If you’re just learning about Parvo, you may be wondering how do dogs get Parvo? Parvo isn’t uncommon and can spread easily, so you may need to take precautions if you start hearing it’s in your area.
What is Parvo?
Parvovirus, more commonly referred to as Parvo, is a very infectious virus which commonly attacks young puppies or adult dogs who haven’t been vaccinated against it. Parvo targets cells that are multiplying quickly, making it a fast-acting and potentially deadly virus.
How do Dogs get Parvo?
Parvo is very easily spread, especially if you’re unaware. Parvo is spread through a dog’s fecal matter (poop) and can live outside for months or even years. Fecal matter doesn’t have to be visible for Parvo to spread, as it can spread through surfaces, bedding, your skin, your clothing, and even your dog’s paws.
Parvo is a stubborn virus that’s resistant to most cleaning supplies, but diluted bleach is a common cleaner that works well enough against it. Make sure to wash all surfaces, hands, clothing, and bedding thoroughly, especially if your dog frequents that area often.
Signs Your Dog has Parvo
You won’t notice your dog has Parvo as soon as they’re infected, as they won’t show symptoms for a few days. When they do start showing symptoms, however, you should be on the lookout for your dog eating less and becoming lethargic. As Parvo continues to infect your dog, you will notice they have severe diarrhea and vomiting. Puppies with Parvo may also be suffering from hypothermia and a fast heart rate as they become severely dehydrated and the infection worsens.
Stages of Parvo
Like most viruses, Parvo has a few stages for infection in your dog, starting with the initial infection through the recovery of your dog from this illness.
The infection of Parvo in dogs happens when a puppy or adult comes into contact with infected fecal matter as the Parvovirus enters their mouth. This can happen in a variety of ways without you knowing.

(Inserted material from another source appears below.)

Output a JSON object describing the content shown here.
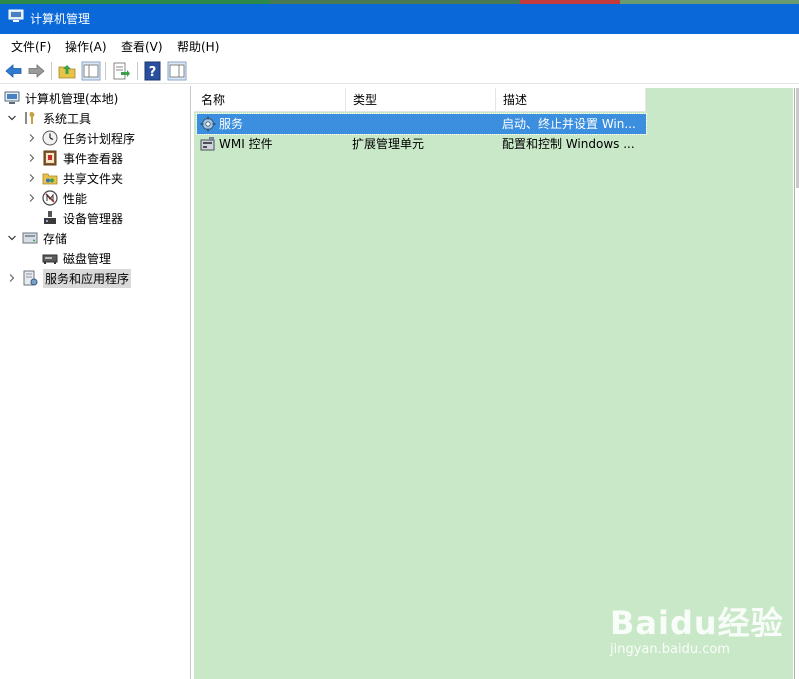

An area you and your dog visit may have been visited by an infected dog who left fecal matter your dog ended up finding or walking through, which they would later lick off their paws during cleaning. A nursing mother may have Parvo and give it to her litter as she cleans them. Another way is that you came in contact with Parvo via another dog or area and ended up with the virus on your hands or clothing, and then visited with your dog, where you transferred the virus to them.
Once the virus has made its way into your dog, it will incubate, multiply, and spread over the next 3-7 days where your dog won’t show symptoms. Parvo seeks out fast-multiplying cells, targeting your dog’s throat, tonsils, or lymph nodes, as they are the closest to their mouth. Once the virus has multiplied sufficiently, it will make its way into your dog’s bloodstream and bone marrow, where it will attack young and newer immune cells, decreasing the protective white blood cell count. From there, it continues spreading down into your dog’s intestines, where it does the most damage to your dog.
At this point in time, your dog will show symptoms of the Parvo infection by vomiting and having diarrhea as the intestines are not properly able to do their job while under viral attack. Due to the vomiting and diarrhea, your dog can become extremely dehydrated very quickly, and if not treated fast enough or properly, your dog may actually die.
Luckily, Parvo is fairly easy to treat but is done so under veterinary care and supervision, usually resulting in your dog staying at the vet’s office for a few days while being treated to make sure they’re doing okay and are properly hydrated.
Recovery for Your Dog
The survival rate of dogs and puppies infected but quickly receiving proper treatment is 75-80%. After Parvo is beaten, your dog may still appear sick for 5-10 days and should be given bland, nutritious food.
How do dogs get Parvo is a fairly easy question to answer but the virus can be difficult to avoid unless your dog is regularly vaccinated against it.